Page and application data records
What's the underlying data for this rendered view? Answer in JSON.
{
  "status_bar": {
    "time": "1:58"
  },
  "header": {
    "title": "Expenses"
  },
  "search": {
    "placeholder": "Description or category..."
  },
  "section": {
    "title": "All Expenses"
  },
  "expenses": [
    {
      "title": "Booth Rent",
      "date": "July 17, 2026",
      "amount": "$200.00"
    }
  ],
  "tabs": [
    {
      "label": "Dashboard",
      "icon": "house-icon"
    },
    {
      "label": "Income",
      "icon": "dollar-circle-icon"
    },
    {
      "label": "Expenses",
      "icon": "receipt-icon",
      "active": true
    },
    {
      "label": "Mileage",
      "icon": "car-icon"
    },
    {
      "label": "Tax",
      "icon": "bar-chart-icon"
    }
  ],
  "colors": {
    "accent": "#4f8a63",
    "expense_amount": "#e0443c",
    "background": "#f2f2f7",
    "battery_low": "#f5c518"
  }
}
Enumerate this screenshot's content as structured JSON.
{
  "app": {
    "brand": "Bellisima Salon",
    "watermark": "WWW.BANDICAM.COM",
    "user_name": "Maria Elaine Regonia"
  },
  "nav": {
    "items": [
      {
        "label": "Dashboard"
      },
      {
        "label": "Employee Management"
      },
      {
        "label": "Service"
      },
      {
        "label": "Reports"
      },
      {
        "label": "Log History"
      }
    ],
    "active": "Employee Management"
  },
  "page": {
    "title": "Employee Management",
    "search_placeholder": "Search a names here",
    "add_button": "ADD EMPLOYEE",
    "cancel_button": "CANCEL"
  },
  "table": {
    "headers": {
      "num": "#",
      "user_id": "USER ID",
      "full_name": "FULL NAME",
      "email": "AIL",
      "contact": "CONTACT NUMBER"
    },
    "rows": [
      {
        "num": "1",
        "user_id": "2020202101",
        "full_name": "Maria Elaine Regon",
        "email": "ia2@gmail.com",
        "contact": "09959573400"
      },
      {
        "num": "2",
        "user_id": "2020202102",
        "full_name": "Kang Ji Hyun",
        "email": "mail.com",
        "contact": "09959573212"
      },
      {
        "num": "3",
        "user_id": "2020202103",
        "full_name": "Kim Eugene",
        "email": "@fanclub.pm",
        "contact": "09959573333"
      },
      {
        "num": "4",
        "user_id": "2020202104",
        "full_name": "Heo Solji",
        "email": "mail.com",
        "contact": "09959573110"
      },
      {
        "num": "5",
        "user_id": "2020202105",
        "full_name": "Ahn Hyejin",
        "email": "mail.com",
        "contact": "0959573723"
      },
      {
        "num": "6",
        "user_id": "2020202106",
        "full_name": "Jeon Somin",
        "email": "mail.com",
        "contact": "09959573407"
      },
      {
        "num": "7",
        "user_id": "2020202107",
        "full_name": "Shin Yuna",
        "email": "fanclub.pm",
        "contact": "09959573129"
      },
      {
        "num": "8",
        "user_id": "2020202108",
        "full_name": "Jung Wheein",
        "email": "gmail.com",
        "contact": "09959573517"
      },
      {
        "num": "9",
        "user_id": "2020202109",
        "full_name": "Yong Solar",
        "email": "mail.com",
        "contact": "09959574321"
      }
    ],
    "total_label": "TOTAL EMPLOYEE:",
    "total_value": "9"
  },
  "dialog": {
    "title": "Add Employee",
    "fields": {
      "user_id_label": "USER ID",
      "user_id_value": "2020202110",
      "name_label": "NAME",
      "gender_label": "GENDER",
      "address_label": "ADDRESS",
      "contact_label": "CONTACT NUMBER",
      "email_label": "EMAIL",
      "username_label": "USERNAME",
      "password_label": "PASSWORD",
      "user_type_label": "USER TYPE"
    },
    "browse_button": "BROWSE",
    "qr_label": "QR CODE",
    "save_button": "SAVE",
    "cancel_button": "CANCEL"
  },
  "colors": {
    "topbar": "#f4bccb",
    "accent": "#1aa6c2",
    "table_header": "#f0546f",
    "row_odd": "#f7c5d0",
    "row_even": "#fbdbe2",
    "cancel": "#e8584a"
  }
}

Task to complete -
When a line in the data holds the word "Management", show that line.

Final answer -
        "label": "Employee Management"
    "active": "Employee Management"
    "title": "Employee Management",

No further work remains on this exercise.